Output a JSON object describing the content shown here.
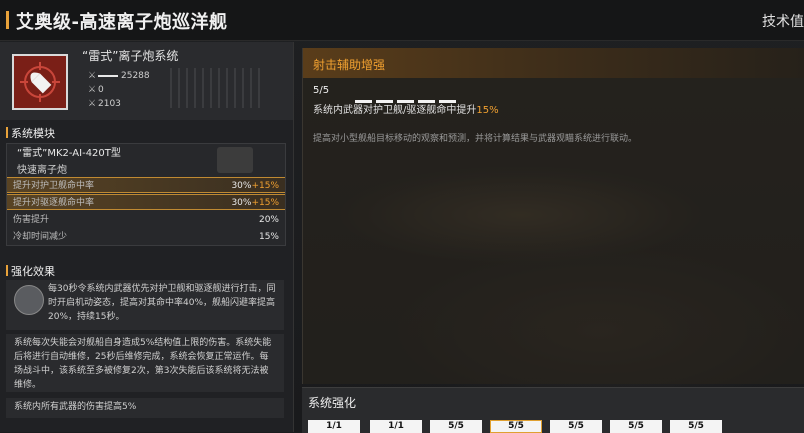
{
  "header": {
    "title": "艾奥级-高速离子炮巡洋舰",
    "right_label": "技术值",
    "accent_color": "#e8a23a"
  },
  "system": {
    "name": "“雷式”离子炮系统",
    "icon": "bullet-target-icon",
    "stats": [
      {
        "icon": "damage-icon",
        "value": "25288"
      },
      {
        "icon": "range-icon",
        "value": "0"
      },
      {
        "icon": "speed-icon",
        "value": "2103"
      }
    ]
  },
  "module_section": {
    "title": "系统模块",
    "module_name": "“雷式”MK2-AI-420T型",
    "module_sub": "快速离子炮",
    "rows": [
      {
        "label": "提升对护卫舰命中率",
        "value": "30%",
        "bonus": "+15%",
        "highlight": true
      },
      {
        "label": "提升对驱逐舰命中率",
        "value": "30%",
        "bonus": "+15%",
        "highlight": true
      },
      {
        "label": "伤害提升",
        "value": "20%",
        "bonus": "",
        "highlight": false
      },
      {
        "label": "冷却时间减少",
        "value": "15%",
        "bonus": "",
        "highlight": false
      }
    ]
  },
  "effects_section": {
    "title": "强化效果",
    "effect_1": "每30秒令系统内武器优先对护卫舰和驱逐舰进行打击，同时开启机动姿态，提高对其命中率40%，舰船闪避率提高20%，持续15秒。",
    "effect_2": "系统每次失能会对舰船自身造成5%结构值上限的伤害。系统失能后将进行自动维修，25秒后维修完成，系统会恢复正常运作。每场战斗中，该系统至多被修复2次，第3次失能后该系统将无法被维修。",
    "effect_3": "系统内所有武器的伤害提高5%"
  },
  "detail": {
    "title": "射击辅助增强",
    "level": "5/5",
    "segments": 5,
    "line_prefix": "系统内武器对护卫舰/驱逐舰命中提升",
    "line_value": "15%",
    "description": "提高对小型舰船目标移动的观察和预测，并将计算结果与武器观瞄系统进行联动。"
  },
  "strengthen": {
    "title": "系统强化",
    "levels": [
      "1/1",
      "1/1",
      "5/5",
      "5/5",
      "5/5",
      "5/5",
      "5/5"
    ],
    "active_index": 3
  }
}
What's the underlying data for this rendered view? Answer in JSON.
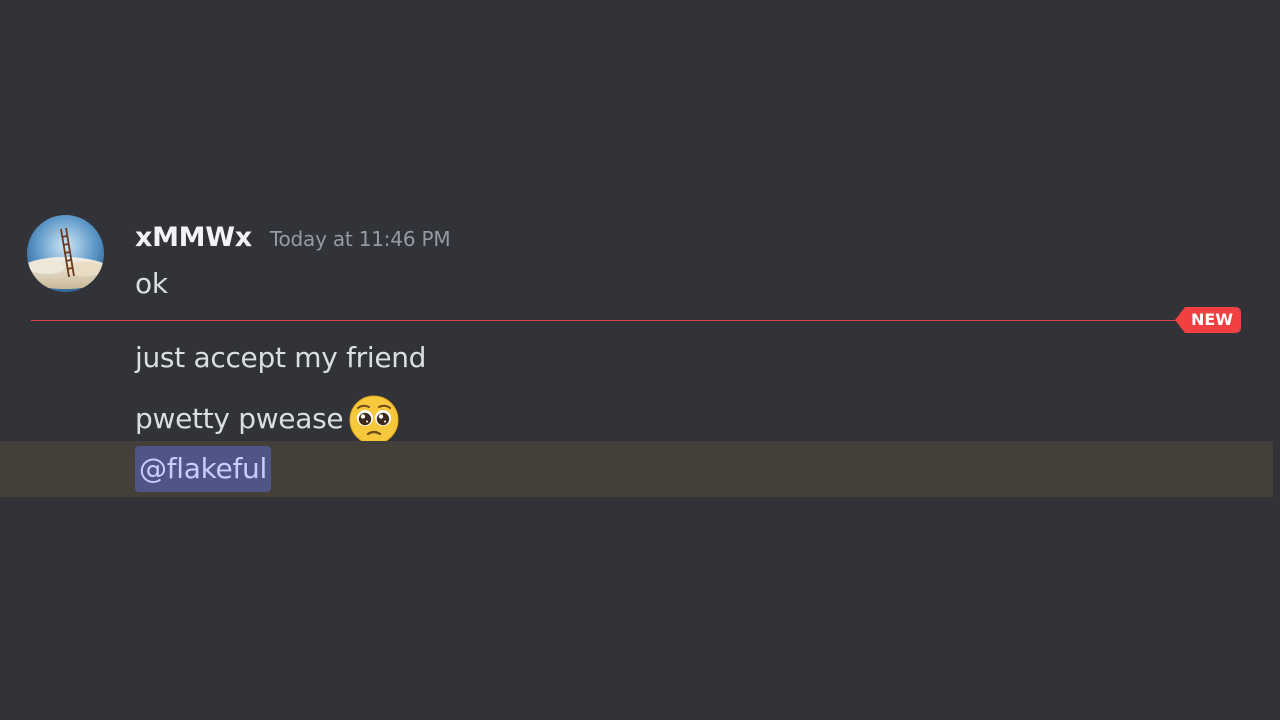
{
  "message": {
    "author": "xMMWx",
    "timestamp": "Today at 11:46 PM",
    "lines": [
      "ok",
      "just accept my friend",
      "pwetty pwease"
    ],
    "mention": "@flakeful",
    "emoji": "pleading-face"
  },
  "divider": {
    "label": "NEW"
  },
  "colors": {
    "background": "#313338",
    "new_badge": "#f23f42",
    "mention_highlight": "#444039",
    "mention_pill": "#505587"
  }
}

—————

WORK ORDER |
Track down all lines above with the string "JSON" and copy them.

ANSWER |
Output a JSON object describing the content shown here.
What's the underlying data for this rendered view? Answer in JSON.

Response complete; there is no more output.